Barbara Hekhuis worries about the impact short-term rentals would have on the popular, Heritage Hill historic district where she’s lived for 25 years.
“Turning my neighborhood into a hotel, commercial district is very offensive to me. And it destroys all the things that I and my neighbors have invested into,” Hekhuis said at a public hearing Tuesday night.
Opponents of the proposed regulations agree there are legitimate concerns.
“Airbnb has been in Grand Rapids for three years and we cannot find any evidence of even one complaint against a host or a guest that was disrespectful or noisy or loud of any kind,” Airbnb host Karen Coy said.
“So other than the fact that it’s illegal it actually appears to be working pretty well,” Coy laughed.

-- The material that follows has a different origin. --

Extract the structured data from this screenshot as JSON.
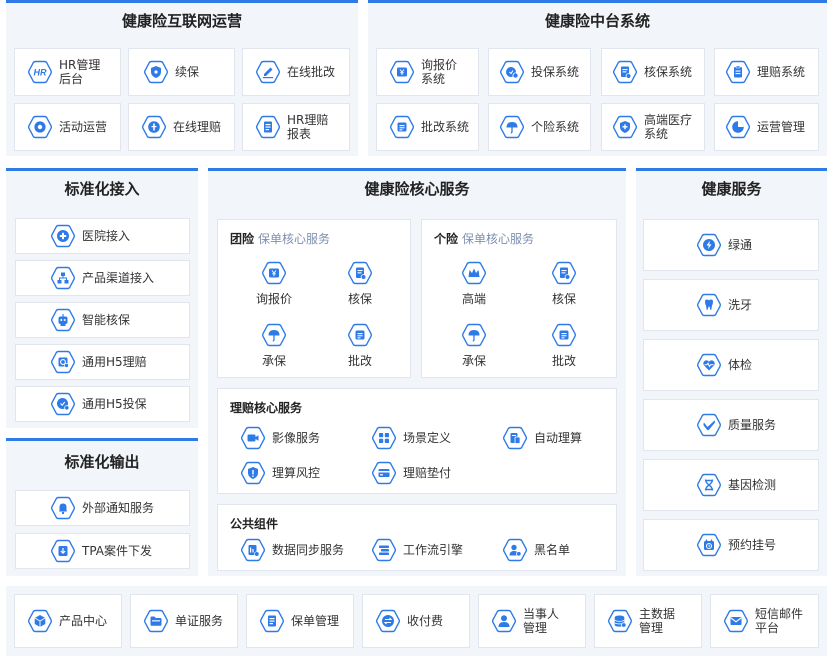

Coy and others asked to work with the city to come up with a compromise that will keep short-term rentals viable. They worry the increased fees associated with city permits would deter most people from considering renting an extra room out.
Grand Rapids City Attorney Catherine Mish pointed out people who have been hosting should be disclosing that income on their taxes. Hosts with this kind of home based business license would have to pay hotel/motel taxes in Kent County, Michigan sales tax, and could not claim 100% of the homestead exemption on their tax returns.
The issue's been around for a while in tourist communities on the Lake Michigan shore.
Traverse City adopted regulations a few years ago. Short term rentals were banned in residentially zoned districts. Those with a condo or home in a business district are allowed to rent out all or part of their homes, but for no less than a week at a time.
Grand Rapids could decide on the changes as soon as next week.
Editors note: A reference to couchsurfing.com was removed from this article to prevent confusion. The city is not looking to regulate any specific website, rather the practice of renting out a space in a person's home as a home occupation.